*** Supplied information ***
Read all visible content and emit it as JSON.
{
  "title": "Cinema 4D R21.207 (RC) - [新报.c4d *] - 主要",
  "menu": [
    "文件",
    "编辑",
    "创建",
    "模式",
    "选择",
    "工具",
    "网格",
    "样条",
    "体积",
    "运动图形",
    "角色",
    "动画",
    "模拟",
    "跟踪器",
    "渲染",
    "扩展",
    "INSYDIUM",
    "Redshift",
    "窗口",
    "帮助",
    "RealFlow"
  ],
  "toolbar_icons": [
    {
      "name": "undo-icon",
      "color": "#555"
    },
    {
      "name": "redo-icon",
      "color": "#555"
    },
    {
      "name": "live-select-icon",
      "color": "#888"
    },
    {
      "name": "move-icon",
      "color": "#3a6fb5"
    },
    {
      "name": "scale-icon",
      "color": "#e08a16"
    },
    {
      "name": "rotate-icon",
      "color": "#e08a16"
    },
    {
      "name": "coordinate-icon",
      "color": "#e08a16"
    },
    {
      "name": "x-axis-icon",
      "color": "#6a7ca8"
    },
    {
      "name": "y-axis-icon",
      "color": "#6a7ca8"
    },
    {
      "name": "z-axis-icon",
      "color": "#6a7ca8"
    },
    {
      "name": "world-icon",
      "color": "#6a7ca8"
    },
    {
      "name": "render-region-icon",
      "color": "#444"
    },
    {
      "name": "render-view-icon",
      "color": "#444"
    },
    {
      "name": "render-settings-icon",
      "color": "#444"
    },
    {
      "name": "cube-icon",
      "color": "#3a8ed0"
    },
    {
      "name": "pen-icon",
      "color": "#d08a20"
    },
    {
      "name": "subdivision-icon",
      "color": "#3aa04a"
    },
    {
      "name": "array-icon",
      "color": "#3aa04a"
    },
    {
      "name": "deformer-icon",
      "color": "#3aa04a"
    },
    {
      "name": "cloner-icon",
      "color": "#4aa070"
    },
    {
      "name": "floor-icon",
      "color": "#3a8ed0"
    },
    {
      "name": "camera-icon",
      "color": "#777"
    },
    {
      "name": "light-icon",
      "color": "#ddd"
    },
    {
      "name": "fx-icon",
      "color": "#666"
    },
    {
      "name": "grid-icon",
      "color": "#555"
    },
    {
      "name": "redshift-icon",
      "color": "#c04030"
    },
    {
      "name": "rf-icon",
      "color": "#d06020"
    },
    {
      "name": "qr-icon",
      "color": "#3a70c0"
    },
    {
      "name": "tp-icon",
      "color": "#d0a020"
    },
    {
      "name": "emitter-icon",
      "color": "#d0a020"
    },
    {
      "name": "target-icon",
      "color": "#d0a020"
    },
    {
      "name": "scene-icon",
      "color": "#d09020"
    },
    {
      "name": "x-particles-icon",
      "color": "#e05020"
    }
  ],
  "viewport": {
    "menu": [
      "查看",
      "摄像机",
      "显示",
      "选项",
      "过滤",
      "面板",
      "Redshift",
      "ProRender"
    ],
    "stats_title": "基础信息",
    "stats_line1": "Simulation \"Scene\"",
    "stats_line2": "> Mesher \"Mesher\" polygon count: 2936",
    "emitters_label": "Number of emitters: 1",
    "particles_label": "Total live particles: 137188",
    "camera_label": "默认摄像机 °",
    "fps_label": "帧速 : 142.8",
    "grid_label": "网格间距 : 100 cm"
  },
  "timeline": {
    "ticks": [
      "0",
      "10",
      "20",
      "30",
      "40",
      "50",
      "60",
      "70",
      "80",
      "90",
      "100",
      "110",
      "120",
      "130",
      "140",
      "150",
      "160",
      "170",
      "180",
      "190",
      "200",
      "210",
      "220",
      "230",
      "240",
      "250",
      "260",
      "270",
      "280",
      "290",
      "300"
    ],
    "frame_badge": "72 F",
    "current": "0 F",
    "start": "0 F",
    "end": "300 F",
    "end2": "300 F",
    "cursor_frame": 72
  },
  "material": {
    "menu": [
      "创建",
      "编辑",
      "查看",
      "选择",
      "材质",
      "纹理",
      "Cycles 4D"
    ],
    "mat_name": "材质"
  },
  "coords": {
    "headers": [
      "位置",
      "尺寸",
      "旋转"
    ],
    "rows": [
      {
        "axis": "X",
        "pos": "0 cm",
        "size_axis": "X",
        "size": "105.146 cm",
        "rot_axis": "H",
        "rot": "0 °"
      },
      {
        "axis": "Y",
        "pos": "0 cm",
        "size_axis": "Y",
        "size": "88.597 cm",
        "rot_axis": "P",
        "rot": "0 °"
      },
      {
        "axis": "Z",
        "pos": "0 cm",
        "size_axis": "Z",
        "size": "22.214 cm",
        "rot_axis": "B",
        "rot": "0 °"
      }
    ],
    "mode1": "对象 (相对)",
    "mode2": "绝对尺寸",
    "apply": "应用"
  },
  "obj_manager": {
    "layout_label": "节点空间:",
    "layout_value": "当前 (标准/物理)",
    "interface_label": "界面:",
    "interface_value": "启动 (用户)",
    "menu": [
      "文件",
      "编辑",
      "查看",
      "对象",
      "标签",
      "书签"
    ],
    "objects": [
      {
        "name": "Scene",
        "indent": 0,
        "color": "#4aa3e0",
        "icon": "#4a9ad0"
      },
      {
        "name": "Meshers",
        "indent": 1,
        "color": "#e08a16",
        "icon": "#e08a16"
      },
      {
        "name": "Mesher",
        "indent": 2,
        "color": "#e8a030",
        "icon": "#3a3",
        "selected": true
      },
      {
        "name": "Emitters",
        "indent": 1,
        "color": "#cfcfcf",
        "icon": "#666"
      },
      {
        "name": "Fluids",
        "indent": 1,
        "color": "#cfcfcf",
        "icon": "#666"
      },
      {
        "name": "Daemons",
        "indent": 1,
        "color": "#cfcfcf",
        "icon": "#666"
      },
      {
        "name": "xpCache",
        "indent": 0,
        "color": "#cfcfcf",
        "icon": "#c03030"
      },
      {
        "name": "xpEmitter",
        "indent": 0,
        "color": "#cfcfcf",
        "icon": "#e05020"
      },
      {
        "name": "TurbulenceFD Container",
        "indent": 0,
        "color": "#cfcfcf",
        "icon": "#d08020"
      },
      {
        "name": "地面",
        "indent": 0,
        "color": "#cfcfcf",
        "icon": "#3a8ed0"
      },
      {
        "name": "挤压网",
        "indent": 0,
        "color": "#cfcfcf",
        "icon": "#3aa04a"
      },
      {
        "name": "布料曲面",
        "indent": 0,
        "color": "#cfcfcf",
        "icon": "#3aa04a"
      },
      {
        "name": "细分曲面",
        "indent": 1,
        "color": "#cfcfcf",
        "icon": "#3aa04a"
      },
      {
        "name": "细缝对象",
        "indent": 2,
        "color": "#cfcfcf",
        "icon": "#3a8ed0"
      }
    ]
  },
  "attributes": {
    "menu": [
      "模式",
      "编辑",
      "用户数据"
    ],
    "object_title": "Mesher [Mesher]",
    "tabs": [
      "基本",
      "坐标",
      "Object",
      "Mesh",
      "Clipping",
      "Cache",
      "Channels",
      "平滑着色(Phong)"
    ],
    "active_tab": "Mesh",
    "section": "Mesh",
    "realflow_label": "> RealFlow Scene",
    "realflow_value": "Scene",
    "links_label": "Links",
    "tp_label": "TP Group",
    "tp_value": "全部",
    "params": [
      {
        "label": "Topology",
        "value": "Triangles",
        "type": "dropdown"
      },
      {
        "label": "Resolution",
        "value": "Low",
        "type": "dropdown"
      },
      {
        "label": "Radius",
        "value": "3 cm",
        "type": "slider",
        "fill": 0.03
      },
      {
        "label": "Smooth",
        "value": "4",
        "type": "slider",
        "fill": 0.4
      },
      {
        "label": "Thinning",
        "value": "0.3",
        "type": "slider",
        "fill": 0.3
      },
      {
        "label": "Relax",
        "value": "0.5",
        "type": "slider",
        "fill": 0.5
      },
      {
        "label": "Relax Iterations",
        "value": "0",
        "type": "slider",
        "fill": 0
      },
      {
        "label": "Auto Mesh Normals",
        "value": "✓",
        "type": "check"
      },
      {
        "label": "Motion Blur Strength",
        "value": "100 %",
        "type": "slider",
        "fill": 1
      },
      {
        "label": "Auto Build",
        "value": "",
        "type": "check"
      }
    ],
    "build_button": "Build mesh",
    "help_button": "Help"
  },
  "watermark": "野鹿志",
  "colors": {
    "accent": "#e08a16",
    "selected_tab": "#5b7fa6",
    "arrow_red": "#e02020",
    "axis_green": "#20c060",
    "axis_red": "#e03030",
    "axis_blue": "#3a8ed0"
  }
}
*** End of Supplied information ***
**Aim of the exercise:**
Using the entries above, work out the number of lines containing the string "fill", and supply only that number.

**Task output:**
6